  4. Of Ice and Men by Bruce Dowbiggin: you know when someone writes a book and you are like, goddamn, you love your subject? that is this book. it looks at stevie y, cheelios, sather, and dominik hasek (EVERYBODY PLEASE LOVE DOMINIK HASEK IF YOU DON’T ALREADY) as a kind of entree into what makes hockey so great. but it also doesn’t let the sport (or the NHL as a league) off the hook, i don’t think. THAT BEING SAID, THERE ARE SOME SERIOUS ERRORS IN THIS BOOK. like, factual errors. actual factual errors. this book is great for reading about narrative and thinking about the way people respond to hockey (and why they respond that way), but not good if you are writing a paper about facts. so… take the good with the bad, man. take the good with the bad.

  5. A Great Game: The Forgotten Leafs & the Rise of Professional Hockey by Stephen Harper: regardless of whether or not the leafs are your team (and whether or not you like stephen harper), this is a REALLY fascinating looks at pro hockey’s beginnings. it’s also going to give you some really weird, misplaced canada feelings if you’re not canadian (or some really intense, teary patriotic canada feelings if you are). just trust me.
In the dressing room before the game, [Jacques] Plante was so nervous that he had trouble tying his skate laces. Canadiens superstar Maurice “Rocket” Richard approached Plante and showed him his hands. They were also shaking.
— 
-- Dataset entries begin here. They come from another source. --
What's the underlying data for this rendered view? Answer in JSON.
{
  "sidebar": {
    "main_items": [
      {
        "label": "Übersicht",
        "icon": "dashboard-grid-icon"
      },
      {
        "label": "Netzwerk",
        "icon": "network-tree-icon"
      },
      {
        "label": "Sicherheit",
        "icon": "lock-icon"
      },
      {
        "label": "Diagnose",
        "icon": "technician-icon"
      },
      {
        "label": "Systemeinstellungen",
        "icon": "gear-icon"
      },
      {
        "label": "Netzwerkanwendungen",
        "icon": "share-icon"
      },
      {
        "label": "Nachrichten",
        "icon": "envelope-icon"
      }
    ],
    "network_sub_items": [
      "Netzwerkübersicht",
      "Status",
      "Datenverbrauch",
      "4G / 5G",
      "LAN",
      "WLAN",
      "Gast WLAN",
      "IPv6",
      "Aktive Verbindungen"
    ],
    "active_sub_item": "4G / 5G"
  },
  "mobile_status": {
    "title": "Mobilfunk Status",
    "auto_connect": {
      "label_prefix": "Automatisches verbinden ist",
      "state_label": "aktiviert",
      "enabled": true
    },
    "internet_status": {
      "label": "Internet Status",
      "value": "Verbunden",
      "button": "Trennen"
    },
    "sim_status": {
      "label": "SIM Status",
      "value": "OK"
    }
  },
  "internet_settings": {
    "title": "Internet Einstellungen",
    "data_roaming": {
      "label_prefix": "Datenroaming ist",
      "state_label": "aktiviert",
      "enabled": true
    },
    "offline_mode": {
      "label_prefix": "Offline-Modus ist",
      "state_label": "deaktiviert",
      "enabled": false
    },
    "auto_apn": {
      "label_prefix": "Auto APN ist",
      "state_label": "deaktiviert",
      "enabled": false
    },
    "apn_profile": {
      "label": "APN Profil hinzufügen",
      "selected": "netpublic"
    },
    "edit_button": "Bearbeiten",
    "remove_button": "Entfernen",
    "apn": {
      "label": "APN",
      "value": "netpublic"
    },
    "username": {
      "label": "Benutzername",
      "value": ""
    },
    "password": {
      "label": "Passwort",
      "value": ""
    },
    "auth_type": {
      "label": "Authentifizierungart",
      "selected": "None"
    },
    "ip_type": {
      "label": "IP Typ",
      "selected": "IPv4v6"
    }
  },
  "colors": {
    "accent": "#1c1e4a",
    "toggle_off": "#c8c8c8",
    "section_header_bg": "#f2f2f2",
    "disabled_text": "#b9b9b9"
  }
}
Richard assured the 24-year-old goalie that he would calm down once the game had started–and he was right. […] Plante stopped 23 shots as the Canadiens won 3-0. (Between the Pipes: A Revealing Look at Hockey’s Legendary Goalies by Randi Druzin)

do you ever cry about the rocket because